(Dataset rows for apps and sites)
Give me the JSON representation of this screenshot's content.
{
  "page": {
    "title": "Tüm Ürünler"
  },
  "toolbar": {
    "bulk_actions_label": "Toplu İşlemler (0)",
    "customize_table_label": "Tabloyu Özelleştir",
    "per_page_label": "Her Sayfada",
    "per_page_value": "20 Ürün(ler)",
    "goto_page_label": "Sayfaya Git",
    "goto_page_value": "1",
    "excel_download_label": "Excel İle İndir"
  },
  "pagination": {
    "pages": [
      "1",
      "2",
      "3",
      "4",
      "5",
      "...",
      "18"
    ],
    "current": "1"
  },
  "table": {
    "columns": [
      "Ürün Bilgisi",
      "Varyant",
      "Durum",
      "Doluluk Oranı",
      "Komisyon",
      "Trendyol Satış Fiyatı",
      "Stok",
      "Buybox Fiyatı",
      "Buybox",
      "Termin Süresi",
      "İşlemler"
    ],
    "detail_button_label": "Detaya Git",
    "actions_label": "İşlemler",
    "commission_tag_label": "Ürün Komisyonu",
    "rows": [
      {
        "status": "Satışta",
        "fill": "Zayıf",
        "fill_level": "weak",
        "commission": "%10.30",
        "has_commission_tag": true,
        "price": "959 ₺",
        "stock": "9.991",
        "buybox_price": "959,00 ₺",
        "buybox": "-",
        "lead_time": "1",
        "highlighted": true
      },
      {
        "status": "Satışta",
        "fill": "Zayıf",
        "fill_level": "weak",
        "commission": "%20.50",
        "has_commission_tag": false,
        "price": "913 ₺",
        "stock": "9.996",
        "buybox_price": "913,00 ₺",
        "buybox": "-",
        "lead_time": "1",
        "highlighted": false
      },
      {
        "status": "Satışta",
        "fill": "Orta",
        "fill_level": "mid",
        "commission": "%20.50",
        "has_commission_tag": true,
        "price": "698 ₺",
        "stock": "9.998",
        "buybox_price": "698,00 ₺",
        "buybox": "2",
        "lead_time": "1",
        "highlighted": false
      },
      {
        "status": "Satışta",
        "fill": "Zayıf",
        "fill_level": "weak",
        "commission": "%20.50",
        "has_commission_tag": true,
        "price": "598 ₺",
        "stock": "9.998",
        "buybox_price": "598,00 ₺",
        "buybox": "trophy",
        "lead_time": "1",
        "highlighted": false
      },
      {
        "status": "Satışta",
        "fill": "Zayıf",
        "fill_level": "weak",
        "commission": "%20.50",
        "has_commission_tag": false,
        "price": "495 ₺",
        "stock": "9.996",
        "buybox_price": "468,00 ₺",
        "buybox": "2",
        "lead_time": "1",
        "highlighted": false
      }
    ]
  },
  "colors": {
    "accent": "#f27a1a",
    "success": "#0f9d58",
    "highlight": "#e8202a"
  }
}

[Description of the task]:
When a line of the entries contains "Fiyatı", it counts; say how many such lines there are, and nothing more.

[Exercise output]:
2